_Task material_
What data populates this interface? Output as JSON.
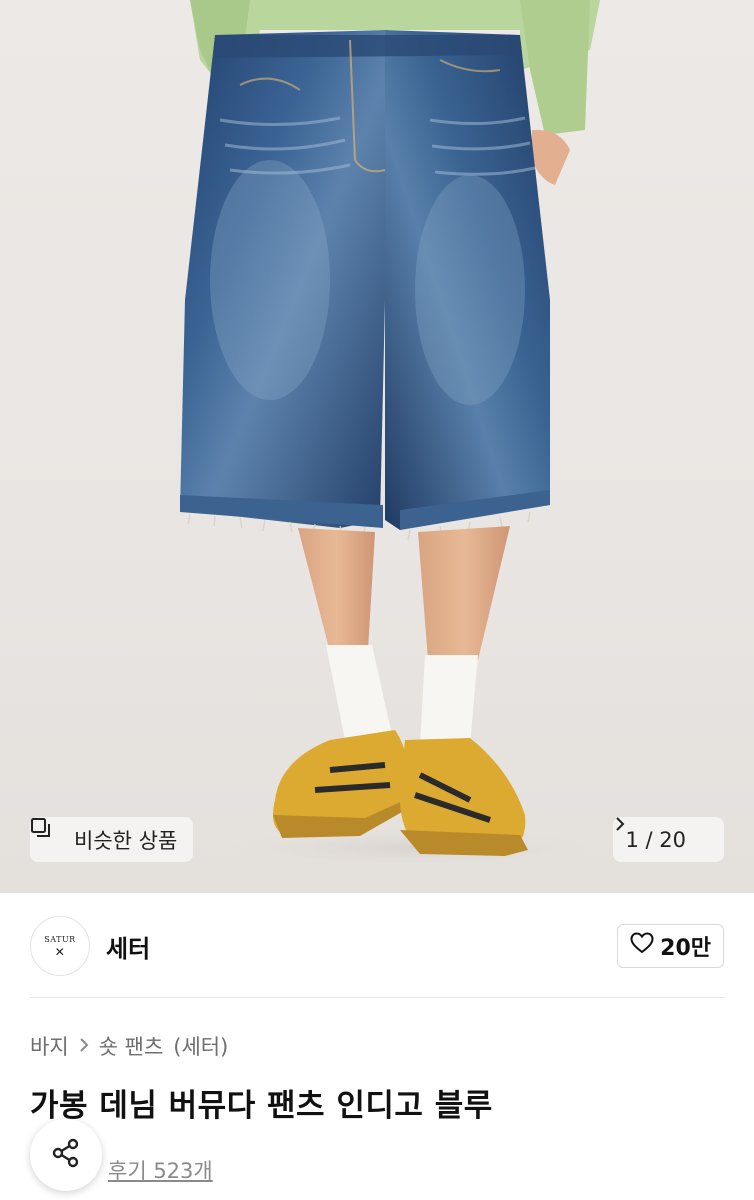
{
  "hero": {
    "image_description_icon": "product-photo-denim-shorts",
    "similar_label": "비슷한 상품",
    "page_counter": "1 / 20"
  },
  "brand": {
    "logo_text": "SATUR",
    "name": "세터",
    "likes": "20만"
  },
  "breadcrumb": {
    "category": "바지",
    "subcategory": "숏 팬츠",
    "brand": "(세터)"
  },
  "product": {
    "title": "가봉 데님 버뮤다 팬츠 인디고 블루",
    "reviews": "후기 523개"
  },
  "colors": {
    "denim": "#2c4a78",
    "sweater": "#b6d39a",
    "shoes": "#d9a62b",
    "background": "#ebe8e5"
  }
}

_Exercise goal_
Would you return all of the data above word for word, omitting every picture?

_Reply to the exercise_
What data populates this interface? Output as JSON.
{
  "hero": {
    "image_description_icon": "product-photo-denim-shorts",
    "similar_label": "비슷한 상품",
    "page_counter": "1 / 20"
  },
  "brand": {
    "logo_text": "SATUR",
    "name": "세터",
    "likes": "20만"
  },
  "breadcrumb": {
    "category": "바지",
    "subcategory": "숏 팬츠",
    "brand": "(세터)"
  },
  "product": {
    "title": "가봉 데님 버뮤다 팬츠 인디고 블루",
    "reviews": "후기 523개"
  },
  "colors": {
    "denim": "#2c4a78",
    "sweater": "#b6d39a",
    "shoes": "#d9a62b",
    "background": "#ebe8e5"
  }
}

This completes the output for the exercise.